### EXERCISE PROMPT
To complete this task, print all the data below exactly but leave out the images.

[Data entries]
━━━━
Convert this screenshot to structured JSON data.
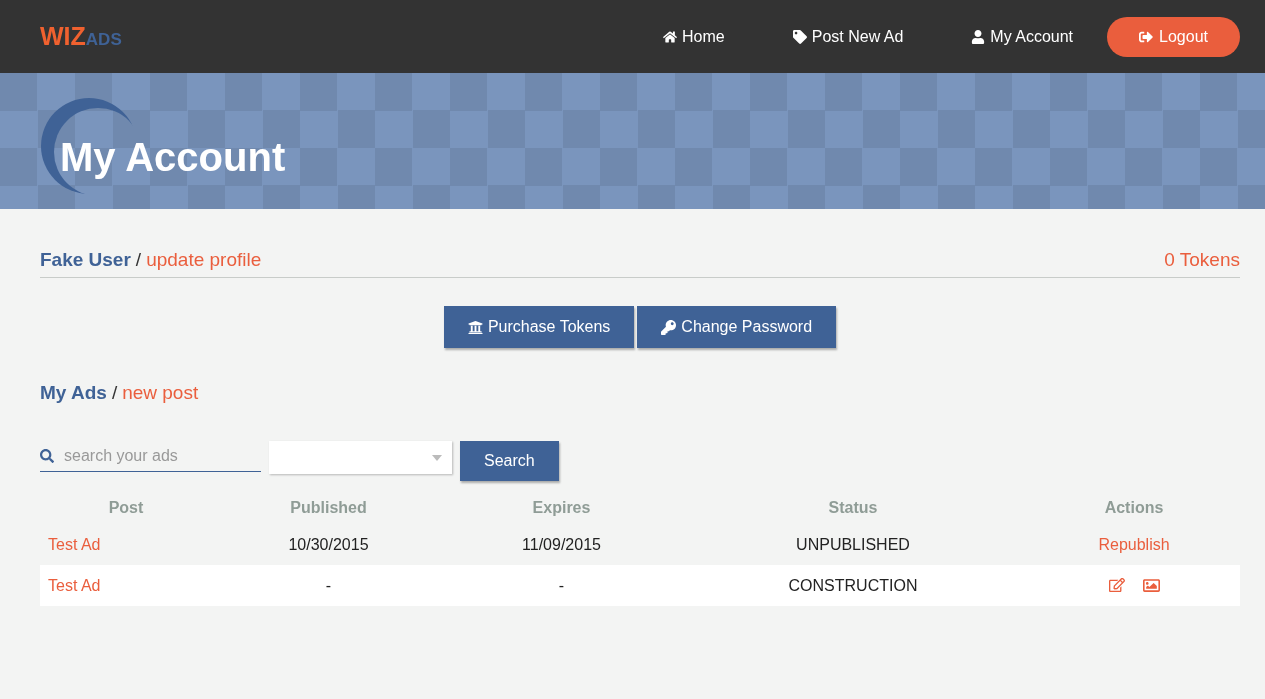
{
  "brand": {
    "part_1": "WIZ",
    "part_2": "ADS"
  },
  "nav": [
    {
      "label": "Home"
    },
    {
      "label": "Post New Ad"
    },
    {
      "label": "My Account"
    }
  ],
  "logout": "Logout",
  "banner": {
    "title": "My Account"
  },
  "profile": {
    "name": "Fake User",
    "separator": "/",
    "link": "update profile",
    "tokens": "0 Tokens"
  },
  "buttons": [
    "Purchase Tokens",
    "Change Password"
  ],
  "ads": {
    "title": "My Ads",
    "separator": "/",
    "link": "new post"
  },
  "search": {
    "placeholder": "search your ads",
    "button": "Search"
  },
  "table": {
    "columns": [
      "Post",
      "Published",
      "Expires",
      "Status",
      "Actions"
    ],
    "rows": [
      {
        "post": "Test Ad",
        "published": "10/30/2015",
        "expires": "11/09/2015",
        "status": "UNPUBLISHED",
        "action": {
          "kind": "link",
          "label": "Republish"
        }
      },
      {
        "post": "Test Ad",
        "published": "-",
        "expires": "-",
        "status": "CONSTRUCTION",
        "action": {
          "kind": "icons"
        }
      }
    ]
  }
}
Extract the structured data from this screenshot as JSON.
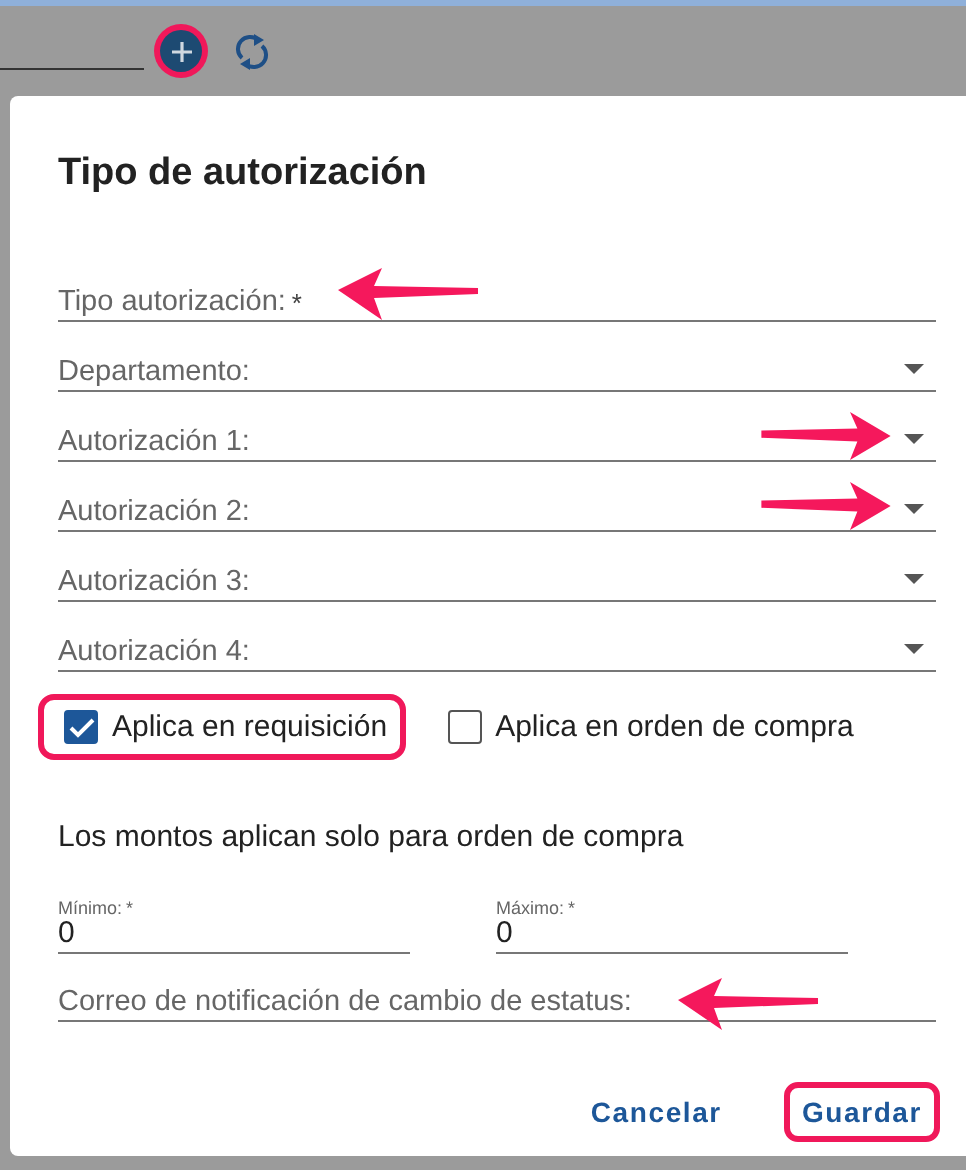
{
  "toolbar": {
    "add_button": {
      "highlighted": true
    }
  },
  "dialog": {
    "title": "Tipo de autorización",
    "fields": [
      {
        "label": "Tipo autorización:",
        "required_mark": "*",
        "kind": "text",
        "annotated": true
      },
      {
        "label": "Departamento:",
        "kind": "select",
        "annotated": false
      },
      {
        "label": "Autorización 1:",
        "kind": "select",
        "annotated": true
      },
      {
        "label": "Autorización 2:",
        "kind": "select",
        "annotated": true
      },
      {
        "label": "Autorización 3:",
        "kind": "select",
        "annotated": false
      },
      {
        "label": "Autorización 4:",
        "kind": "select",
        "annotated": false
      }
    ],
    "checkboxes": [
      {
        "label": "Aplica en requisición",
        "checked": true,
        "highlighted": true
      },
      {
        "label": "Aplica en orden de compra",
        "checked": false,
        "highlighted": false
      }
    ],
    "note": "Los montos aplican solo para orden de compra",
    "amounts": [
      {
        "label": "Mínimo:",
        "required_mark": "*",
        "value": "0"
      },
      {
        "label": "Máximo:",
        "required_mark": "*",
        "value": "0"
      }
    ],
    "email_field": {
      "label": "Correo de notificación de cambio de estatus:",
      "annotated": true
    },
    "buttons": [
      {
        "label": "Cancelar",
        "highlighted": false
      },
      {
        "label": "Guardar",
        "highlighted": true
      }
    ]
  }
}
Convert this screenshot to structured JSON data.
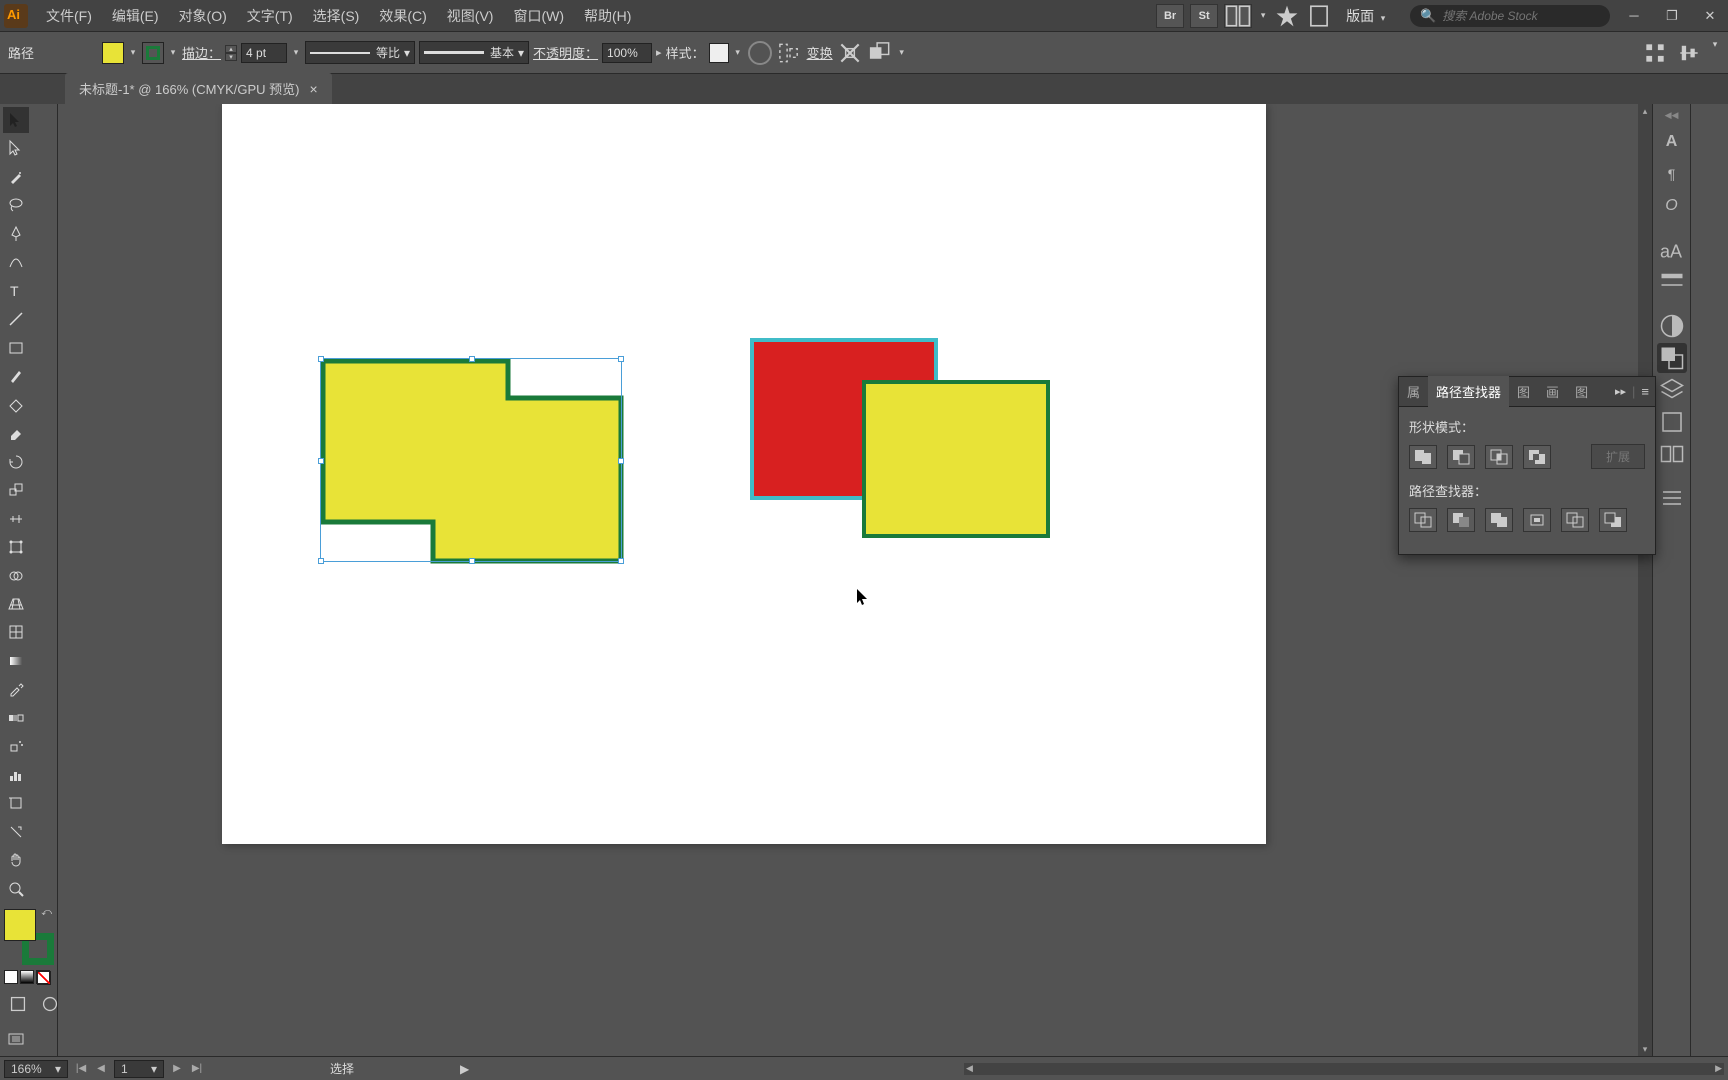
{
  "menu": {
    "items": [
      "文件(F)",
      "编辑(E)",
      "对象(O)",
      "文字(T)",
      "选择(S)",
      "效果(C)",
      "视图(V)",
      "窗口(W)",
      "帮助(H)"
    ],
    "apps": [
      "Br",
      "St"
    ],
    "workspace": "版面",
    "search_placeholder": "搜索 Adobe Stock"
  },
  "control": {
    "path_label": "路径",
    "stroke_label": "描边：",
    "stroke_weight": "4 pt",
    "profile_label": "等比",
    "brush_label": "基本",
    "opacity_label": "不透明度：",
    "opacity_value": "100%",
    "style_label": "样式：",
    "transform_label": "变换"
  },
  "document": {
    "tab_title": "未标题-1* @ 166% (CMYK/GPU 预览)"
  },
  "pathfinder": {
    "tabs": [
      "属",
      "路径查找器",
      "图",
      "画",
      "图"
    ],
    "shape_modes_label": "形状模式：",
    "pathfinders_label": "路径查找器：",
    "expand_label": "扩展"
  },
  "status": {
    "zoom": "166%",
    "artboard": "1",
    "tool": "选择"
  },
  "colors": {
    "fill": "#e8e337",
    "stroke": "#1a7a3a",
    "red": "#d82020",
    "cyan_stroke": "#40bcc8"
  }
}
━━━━
### ANSWER TO THIS PROBLEM
Convert this screenshot to structured JSON data.
{
  "brand": {
    "part_1": "WIZ",
    "part_2": "ADS"
  },
  "nav": [
    {
      "label": "Home"
    },
    {
      "label": "Post New Ad"
    },
    {
      "label": "My Account"
    }
  ],
  "logout": "Logout",
  "banner": {
    "title": "My Account"
  },
  "profile": {
    "name": "Fake User",
    "separator": "/",
    "link": "update profile",
    "tokens": "0 Tokens"
  },
  "buttons": [
    "Purchase Tokens",
    "Change Password"
  ],
  "ads": {
    "title": "My Ads",
    "separator": "/",
    "link": "new post"
  },
  "search": {
    "placeholder": "search your ads",
    "button": "Search"
  },
  "table": {
    "columns": [
      "Post",
      "Published",
      "Expires",
      "Status",
      "Actions"
    ],
    "rows": [
      {
        "post": "Test Ad",
        "published": "10/30/2015",
        "expires": "11/09/2015",
        "status": "UNPUBLISHED",
        "action": {
          "kind": "link",
          "label": "Republish"
        }
      },
      {
        "post": "Test Ad",
        "published": "-",
        "expires": "-",
        "status": "CONSTRUCTION",
        "action": {
          "kind": "icons"
        }
      }
    ]
  }
}
Extract the structured data from this screenshot as JSON.
{
  "toolbar": {
    "add_button": {
      "highlighted": true
    }
  },
  "dialog": {
    "title": "Tipo de autorización",
    "fields": [
      {
        "label": "Tipo autorización:",
        "required_mark": "*",
        "kind": "text",
        "annotated": true
      },
      {
        "label": "Departamento:",
        "kind": "select",
        "annotated": false
      },
      {
        "label": "Autorización 1:",
        "kind": "select",
        "annotated": true
      },
      {
        "label": "Autorización 2:",
        "kind": "select",
        "annotated": true
      },
      {
        "label": "Autorización 3:",
        "kind": "select",
        "annotated": false
      },
      {
        "label": "Autorización 4:",
        "kind": "select",
        "annotated": false
      }
    ],
    "checkboxes": [
      {
        "label": "Aplica en requisición",
        "checked": true,
        "highlighted": true
      },
      {
        "label": "Aplica en orden de compra",
        "checked": false,
        "highlighted": false
      }
    ],
    "note": "Los montos aplican solo para orden de compra",
    "amounts": [
      {
        "label": "Mínimo:",
        "required_mark": "*",
        "value": "0"
      },
      {
        "label": "Máximo:",
        "required_mark": "*",
        "value": "0"
      }
    ],
    "email_field": {
      "label": "Correo de notificación de cambio de estatus:",
      "annotated": true
    },
    "buttons": [
      {
        "label": "Cancelar",
        "highlighted": false
      },
      {
        "label": "Guardar",
        "highlighted": true
      }
    ]
  }
}
Convert this screenshot to structured JSON data.
{
  "menu": {
    "items": [
      "文件(F)",
      "编辑(E)",
      "对象(O)",
      "文字(T)",
      "选择(S)",
      "效果(C)",
      "视图(V)",
      "窗口(W)",
      "帮助(H)"
    ],
    "apps": [
      "Br",
      "St"
    ],
    "workspace": "版面",
    "search_placeholder": "搜索 Adobe Stock"
  },
  "control": {
    "path_label": "路径",
    "stroke_label": "描边：",
    "stroke_weight": "4 pt",
    "profile_label": "等比",
    "brush_label": "基本",
    "opacity_label": "不透明度：",
    "opacity_value": "100%",
    "style_label": "样式：",
    "transform_label": "变换"
  },
  "document": {
    "tab_title": "未标题-1* @ 166% (CMYK/GPU 预览)"
  },
  "pathfinder": {
    "tabs": [
      "属",
      "路径查找器",
      "图",
      "画",
      "图"
    ],
    "shape_modes_label": "形状模式：",
    "pathfinders_label": "路径查找器：",
    "expand_label": "扩展"
  },
  "status": {
    "zoom": "166%",
    "artboard": "1",
    "tool": "选择"
  },
  "colors": {
    "fill": "#e8e337",
    "stroke": "#1a7a3a",
    "red": "#d82020",
    "cyan_stroke": "#40bcc8"
  }
}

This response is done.